On 19 November 2017, ZANU-PF sacked Robert Mugabe as party leader and appointed former Vice President Emmerson Mnangagwa in his place. On 21 November 2017, Mugabe tendered his resignation prior to impeachment proceedings being completed. On 30 July 2018 Zimbabwe held its general elections, won by the ZANU-PF party led by Emmerson Mnangagwa. Nelson Chamisa, leading the main opposition party MDC Alliance contested the election results and filed a petition to the Constitution Court of Zimbabwe; the court confirmed Mnangagwa's victory. The name "Zimbabwe" stems from a Shona term for Great Zimbabwe, an ancient ruined city in the country's south-east whose remains are now a protected site. Two different theories address the origin of the word. Many sources hold that "Zimbabwe" derives from dzimba-dza-mabwe, translated from the Karanga dialect of Shona as "houses of stones"; the Karanga-speaking Shona people live around Great Zimbabwe in the modern-day province of Masvingo. Archaeologist Peter Garlake claims that "Zimbabwe" represents a contracted form of dzimba-hwe, which means "venerated houses" in the Zezuru dialect of Shona and references chiefs' houses or graves.
Zimbabwe was known as Southern Rhodesia and Zimbabwe Rhodesia. The first recorded use of "Zimbabwe" as a term of national reference dates from 1960 as a coinage by the black nationalist Michael Mawema, whose Zimbabwe National Party became the first to use the name in 1961; the term "Rhodesia"—derived from the surname of Cecil Rhodes, the primary instigator of British colonisation of the territory during the late 19th century—was perceived by African nationalists as inappropriate because of its colonial origin and connotations. According to Mawema, black nationalists held a meeting in 1960 to choose an alternative name for the country, proposing names such as "Matshobana" and "Monomotapa" before his suggestion, "Zimbabwe", prevailed. A further alternative, put forward by nationalists in Matabeleland, had been "Matopos", referring to the Matopos Hills to the south of Bulawayo, it was unclear how the chosen term was to be used—a letter written by Mawema in 1961 refers to "Zimbabweland" — but "Zimbabwe" was sufficiently established by 1962 to become the preferred term of the black nationalist movement.

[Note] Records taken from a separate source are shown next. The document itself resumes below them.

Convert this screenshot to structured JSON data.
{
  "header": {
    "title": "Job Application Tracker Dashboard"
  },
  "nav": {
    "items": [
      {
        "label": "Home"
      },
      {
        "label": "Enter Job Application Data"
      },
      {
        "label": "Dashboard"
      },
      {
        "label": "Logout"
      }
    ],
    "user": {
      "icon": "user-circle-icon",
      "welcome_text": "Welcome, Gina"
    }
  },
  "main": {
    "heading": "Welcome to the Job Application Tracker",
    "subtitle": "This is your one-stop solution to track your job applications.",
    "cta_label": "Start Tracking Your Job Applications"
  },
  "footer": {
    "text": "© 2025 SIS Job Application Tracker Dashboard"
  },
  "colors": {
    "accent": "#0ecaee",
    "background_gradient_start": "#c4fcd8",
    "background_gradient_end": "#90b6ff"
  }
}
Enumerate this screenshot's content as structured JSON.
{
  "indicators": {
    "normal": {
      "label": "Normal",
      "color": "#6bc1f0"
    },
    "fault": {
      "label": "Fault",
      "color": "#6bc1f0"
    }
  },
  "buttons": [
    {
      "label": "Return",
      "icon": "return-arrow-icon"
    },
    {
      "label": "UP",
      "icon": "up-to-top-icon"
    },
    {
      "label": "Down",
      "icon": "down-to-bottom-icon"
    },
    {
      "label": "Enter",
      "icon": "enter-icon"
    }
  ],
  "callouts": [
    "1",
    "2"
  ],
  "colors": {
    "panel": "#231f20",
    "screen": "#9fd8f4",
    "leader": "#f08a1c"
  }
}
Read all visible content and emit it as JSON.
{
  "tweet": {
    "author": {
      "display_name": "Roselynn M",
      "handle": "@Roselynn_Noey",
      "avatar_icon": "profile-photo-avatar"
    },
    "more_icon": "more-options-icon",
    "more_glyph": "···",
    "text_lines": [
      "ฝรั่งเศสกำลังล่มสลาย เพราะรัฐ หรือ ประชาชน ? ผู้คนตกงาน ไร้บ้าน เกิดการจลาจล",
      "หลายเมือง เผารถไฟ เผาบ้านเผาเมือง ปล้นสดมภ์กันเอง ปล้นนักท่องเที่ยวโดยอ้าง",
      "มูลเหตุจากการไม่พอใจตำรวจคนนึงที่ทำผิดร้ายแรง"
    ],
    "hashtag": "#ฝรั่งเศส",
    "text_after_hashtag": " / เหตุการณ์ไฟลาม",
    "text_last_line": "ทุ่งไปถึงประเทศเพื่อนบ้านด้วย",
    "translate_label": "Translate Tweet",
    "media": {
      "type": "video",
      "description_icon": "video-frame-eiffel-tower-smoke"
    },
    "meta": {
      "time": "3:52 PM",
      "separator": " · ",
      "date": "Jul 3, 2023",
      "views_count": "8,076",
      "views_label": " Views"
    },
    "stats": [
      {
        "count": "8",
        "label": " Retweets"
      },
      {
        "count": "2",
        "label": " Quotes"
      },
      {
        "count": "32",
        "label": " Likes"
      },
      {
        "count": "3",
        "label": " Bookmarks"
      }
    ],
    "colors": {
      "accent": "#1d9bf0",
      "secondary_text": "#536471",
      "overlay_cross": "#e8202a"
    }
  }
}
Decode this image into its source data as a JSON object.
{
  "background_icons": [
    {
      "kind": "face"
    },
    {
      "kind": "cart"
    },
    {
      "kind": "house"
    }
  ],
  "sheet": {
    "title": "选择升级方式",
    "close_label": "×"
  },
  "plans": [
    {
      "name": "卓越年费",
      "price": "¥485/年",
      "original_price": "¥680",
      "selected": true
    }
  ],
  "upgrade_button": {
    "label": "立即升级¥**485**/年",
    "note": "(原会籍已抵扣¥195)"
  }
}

In a 2001 interview, black nationalist Edson Zvobgo recalled that Mawema mentioned the name during a political rally, "and it caught hold, and, that". The black nationalist factions subsequently used the name during the Second Chimurenga campaigns against the Rhodesian government during the Rhodesian Bush War of 1964–1979. Major factions in this camp included the Zimbabwe African National Union, the Zimbabwe African People's Union. Archaeological records date human settlement of present-day Zimbabwe to at least 100,000 years ago; the earliest known inhabitants were San people, who left behind arrowheads and cave paintings. The first Bantu-speaking farmers arrived during the Bantu expansion around 2000 years ago. Societies speaking proto-Shona languages fir